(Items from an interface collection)
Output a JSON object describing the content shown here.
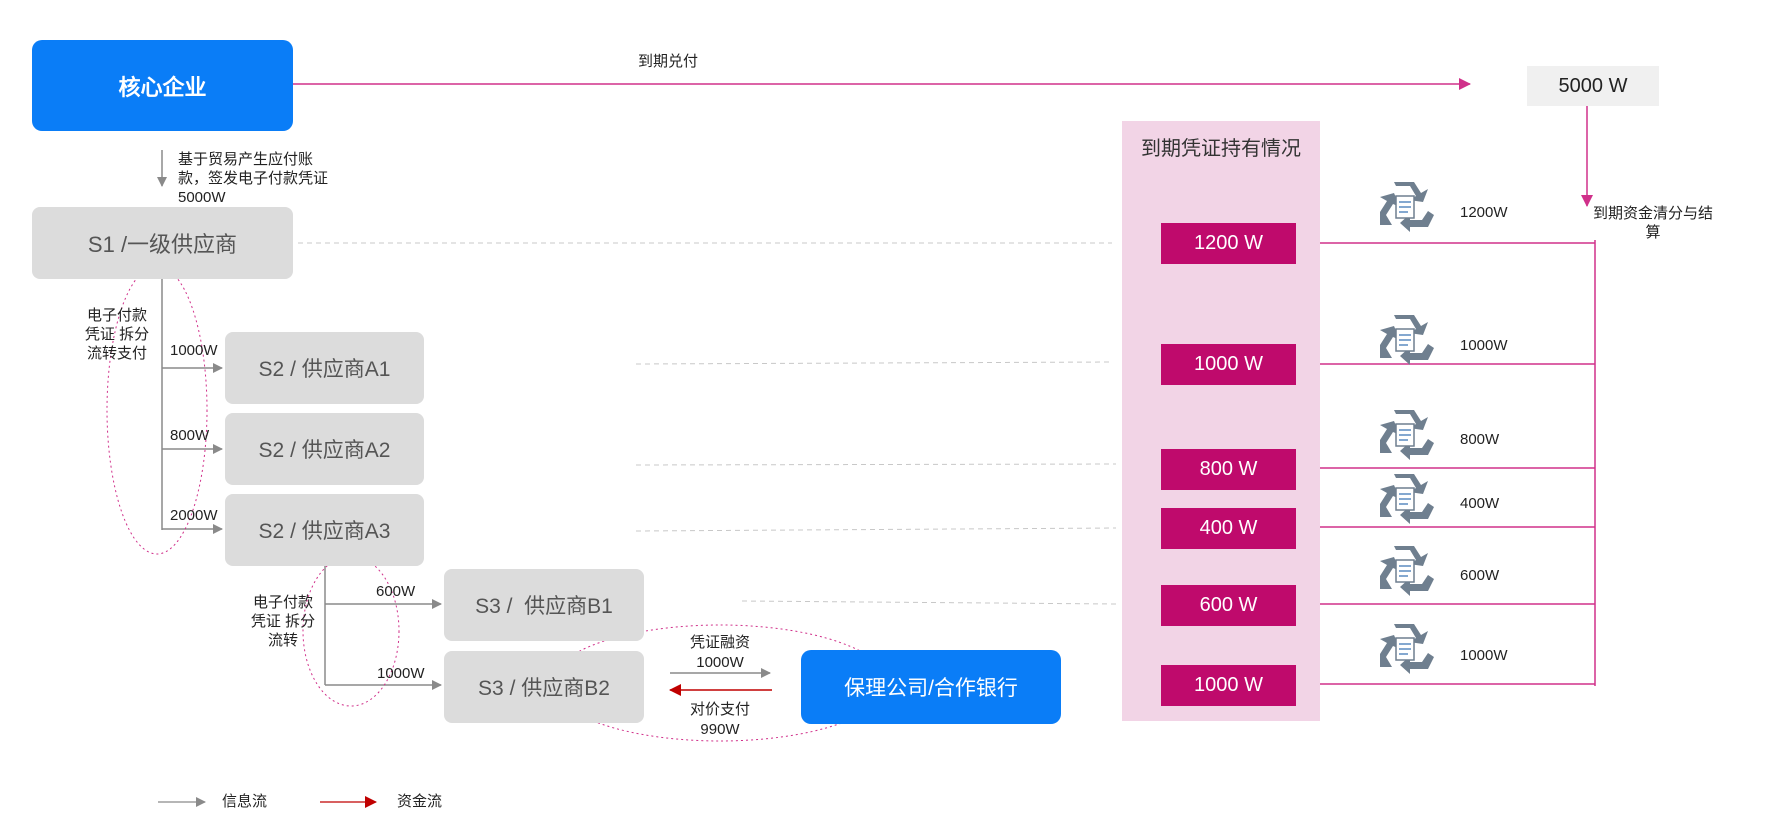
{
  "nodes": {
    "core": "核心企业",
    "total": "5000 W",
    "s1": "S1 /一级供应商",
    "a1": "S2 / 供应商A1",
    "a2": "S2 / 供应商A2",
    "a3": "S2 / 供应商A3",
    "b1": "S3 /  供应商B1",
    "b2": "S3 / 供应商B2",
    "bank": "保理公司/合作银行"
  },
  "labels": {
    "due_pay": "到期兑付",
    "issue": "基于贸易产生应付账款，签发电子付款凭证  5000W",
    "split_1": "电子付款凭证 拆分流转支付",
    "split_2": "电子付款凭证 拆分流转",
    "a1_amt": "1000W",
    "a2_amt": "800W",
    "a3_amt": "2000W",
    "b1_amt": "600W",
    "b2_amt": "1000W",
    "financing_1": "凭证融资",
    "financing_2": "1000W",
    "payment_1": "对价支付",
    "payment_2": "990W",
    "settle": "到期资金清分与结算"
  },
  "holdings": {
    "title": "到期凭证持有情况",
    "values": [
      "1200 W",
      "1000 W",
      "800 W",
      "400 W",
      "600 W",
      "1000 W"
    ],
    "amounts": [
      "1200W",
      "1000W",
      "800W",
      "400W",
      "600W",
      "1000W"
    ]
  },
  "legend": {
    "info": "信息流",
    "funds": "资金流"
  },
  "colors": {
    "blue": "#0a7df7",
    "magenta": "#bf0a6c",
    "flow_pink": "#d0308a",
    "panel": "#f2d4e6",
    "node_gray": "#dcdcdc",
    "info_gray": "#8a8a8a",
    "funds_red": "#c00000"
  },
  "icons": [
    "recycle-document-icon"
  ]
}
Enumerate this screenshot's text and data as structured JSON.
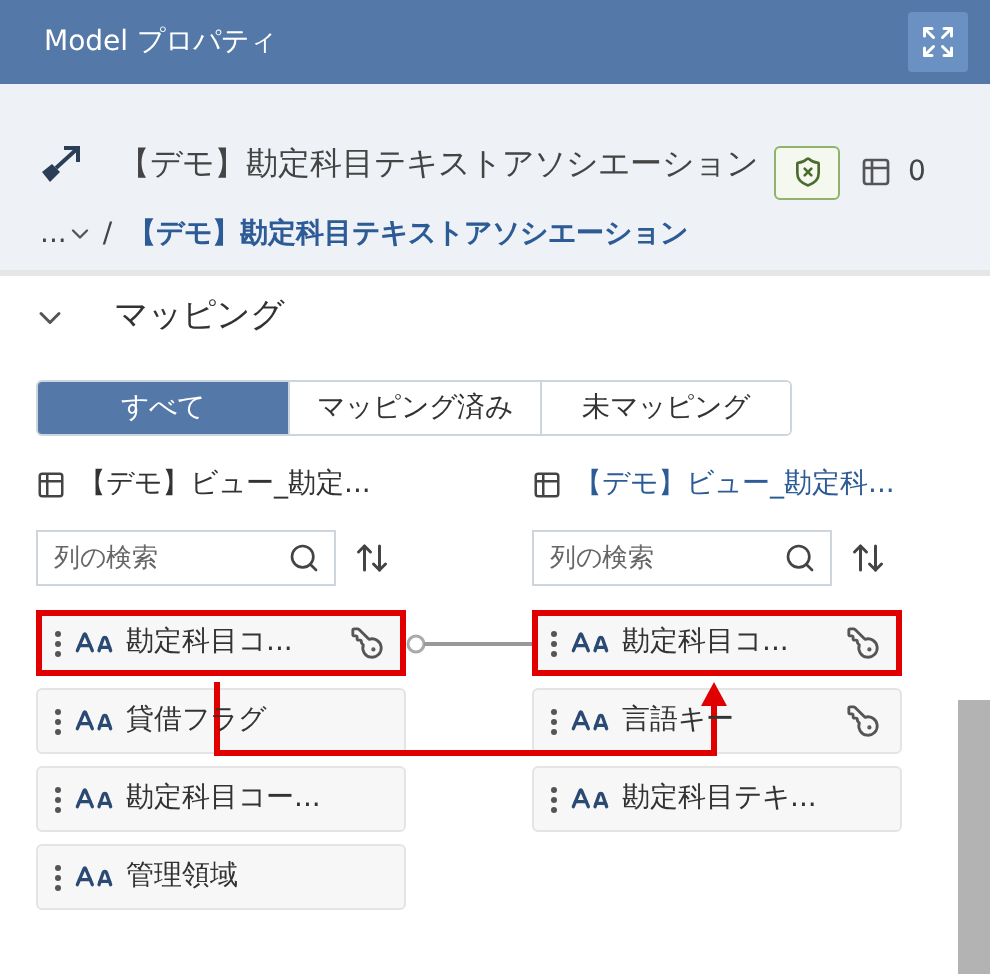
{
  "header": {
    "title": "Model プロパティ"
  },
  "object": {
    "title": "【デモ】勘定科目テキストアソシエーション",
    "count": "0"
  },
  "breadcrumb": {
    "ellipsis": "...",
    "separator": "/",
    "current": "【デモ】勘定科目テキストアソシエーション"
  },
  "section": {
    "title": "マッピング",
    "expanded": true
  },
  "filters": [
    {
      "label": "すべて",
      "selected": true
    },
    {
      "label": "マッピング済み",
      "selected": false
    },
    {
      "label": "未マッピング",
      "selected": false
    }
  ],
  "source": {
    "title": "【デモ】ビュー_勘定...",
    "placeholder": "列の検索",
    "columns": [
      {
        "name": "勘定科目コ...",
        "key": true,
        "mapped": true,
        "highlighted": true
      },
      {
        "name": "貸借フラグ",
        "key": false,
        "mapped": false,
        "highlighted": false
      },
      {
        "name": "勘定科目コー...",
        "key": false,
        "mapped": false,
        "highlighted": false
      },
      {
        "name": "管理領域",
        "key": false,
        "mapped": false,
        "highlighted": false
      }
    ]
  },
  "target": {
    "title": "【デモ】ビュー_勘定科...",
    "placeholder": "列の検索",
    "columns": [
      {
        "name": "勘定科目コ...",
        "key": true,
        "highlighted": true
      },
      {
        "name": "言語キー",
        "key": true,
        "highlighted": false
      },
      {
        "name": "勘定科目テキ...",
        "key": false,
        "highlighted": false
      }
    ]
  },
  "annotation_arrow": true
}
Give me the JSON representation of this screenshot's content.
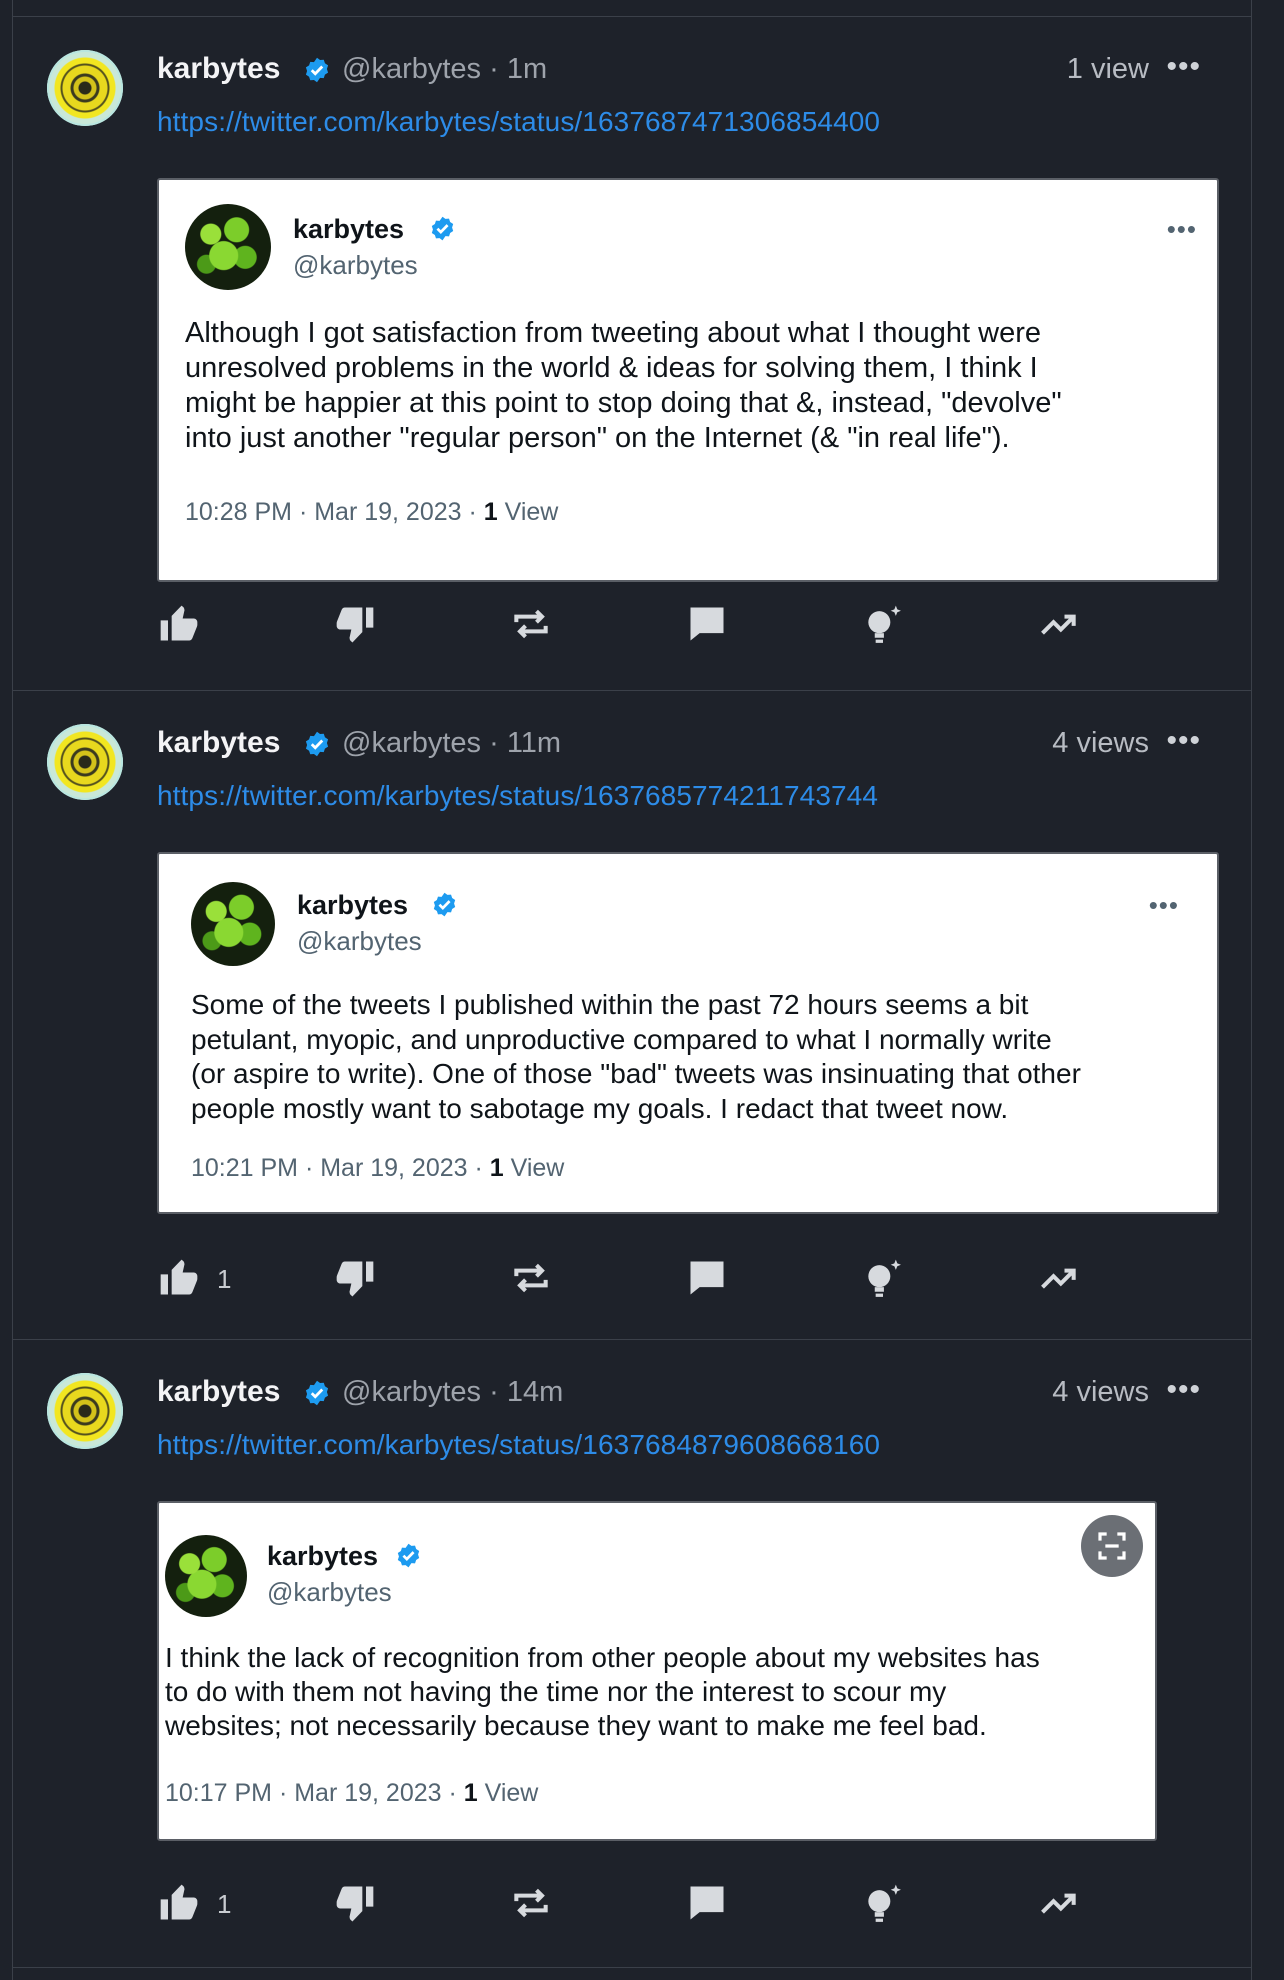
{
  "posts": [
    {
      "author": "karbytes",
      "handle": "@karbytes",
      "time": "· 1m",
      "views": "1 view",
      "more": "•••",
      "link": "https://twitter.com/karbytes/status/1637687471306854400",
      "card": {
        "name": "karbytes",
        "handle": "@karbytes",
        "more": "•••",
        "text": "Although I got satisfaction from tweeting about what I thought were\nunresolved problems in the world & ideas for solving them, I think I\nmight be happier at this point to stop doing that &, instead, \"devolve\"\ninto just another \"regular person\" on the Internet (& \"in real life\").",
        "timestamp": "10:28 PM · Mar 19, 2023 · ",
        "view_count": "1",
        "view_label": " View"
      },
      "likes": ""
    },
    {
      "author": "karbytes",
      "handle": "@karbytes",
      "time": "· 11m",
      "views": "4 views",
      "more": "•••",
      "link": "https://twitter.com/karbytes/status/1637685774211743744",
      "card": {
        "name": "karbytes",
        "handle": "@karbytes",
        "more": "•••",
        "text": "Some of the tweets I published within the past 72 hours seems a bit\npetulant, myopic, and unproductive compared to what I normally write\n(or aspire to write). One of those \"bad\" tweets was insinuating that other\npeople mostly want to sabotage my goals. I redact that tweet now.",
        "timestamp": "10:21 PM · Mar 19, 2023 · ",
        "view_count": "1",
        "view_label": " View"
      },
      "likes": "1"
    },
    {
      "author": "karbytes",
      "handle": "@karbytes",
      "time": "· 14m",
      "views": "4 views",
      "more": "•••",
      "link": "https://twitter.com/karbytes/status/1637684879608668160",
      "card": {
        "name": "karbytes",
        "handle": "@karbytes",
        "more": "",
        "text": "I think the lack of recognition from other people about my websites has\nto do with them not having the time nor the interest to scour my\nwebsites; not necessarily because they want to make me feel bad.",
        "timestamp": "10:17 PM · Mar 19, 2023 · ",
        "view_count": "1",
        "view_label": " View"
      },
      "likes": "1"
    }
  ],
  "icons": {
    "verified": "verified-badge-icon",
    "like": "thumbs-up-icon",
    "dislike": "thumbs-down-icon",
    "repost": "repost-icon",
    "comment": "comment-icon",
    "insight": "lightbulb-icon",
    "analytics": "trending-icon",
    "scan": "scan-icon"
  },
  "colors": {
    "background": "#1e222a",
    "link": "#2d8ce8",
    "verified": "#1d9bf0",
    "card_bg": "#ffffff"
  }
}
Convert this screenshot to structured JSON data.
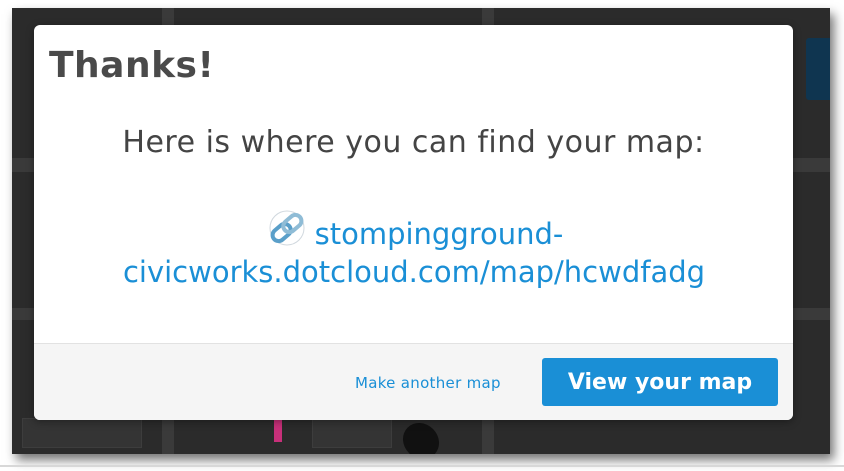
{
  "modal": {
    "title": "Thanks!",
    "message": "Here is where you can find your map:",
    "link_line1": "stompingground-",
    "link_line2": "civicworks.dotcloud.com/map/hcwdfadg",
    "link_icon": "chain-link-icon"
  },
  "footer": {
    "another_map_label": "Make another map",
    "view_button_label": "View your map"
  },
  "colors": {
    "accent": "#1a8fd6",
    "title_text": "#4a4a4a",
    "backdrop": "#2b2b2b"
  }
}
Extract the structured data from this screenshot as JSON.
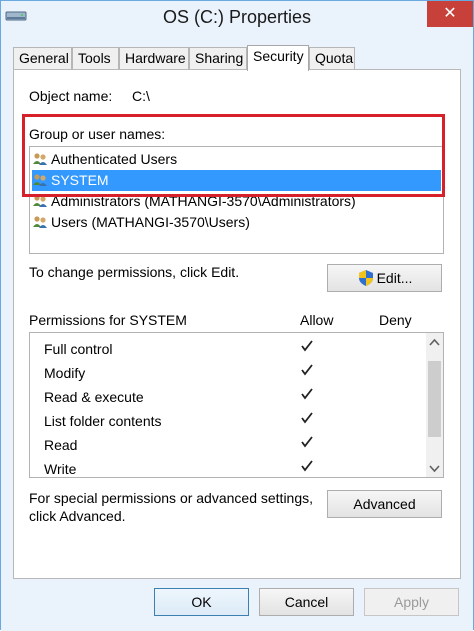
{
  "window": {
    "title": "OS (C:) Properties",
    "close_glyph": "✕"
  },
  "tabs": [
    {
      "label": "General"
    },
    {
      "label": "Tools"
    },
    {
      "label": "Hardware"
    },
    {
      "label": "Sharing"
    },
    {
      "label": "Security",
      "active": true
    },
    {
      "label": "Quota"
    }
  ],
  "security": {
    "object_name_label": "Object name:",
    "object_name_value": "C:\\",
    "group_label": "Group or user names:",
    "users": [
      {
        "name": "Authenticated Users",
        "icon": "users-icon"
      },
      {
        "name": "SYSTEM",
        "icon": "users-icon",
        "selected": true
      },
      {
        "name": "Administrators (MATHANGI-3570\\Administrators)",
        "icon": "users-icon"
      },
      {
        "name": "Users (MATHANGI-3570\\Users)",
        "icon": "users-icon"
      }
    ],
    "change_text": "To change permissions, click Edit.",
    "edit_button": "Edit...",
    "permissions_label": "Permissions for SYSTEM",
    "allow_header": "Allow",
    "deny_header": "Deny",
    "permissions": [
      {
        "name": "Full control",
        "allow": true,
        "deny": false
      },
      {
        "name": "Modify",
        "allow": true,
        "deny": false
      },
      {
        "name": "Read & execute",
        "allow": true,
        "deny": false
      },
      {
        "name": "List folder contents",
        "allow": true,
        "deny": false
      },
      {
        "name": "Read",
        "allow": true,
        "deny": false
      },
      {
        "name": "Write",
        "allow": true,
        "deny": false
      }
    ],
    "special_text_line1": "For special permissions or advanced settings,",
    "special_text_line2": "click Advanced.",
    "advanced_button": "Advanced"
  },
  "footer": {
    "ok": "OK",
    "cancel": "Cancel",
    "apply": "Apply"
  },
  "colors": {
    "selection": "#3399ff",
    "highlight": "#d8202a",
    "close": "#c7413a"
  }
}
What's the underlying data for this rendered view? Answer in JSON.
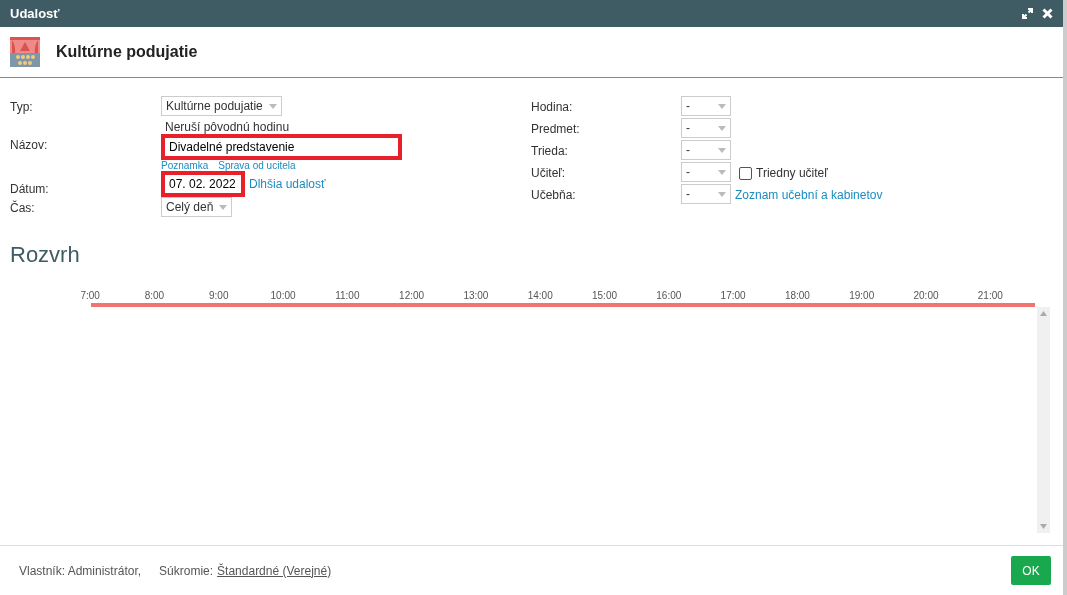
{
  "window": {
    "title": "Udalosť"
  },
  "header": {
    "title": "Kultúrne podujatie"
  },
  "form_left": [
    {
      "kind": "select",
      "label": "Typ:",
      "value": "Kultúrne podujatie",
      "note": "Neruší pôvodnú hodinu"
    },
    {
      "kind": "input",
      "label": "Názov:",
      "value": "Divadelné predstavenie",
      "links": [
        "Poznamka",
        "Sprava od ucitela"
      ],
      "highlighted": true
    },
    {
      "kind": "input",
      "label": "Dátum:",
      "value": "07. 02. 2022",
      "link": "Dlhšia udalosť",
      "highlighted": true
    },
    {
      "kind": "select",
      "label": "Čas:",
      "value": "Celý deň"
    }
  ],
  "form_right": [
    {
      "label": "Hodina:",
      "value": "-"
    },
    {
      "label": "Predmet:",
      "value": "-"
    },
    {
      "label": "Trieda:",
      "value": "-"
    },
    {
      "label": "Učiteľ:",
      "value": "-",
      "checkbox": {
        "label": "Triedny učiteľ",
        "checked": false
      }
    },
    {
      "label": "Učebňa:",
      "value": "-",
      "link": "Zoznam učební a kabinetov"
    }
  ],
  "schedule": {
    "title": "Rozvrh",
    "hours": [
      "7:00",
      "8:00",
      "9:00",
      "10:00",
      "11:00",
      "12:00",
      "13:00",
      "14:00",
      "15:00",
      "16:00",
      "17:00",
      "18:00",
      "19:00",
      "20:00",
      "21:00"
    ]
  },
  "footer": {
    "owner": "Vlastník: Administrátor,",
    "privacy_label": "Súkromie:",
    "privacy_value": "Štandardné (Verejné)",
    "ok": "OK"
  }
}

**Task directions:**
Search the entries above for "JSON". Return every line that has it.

**Solution to the exercise:**
Output a JSON object describing the content shown here.
Enumerate this screenshot's text and data as structured JSON.
Give me the JSON representation of this screenshot's content.
Convert this screenshot to structured JSON data.
Extract the structured data from this screenshot as JSON.
What's the underlying data for this rendered view? Answer in JSON.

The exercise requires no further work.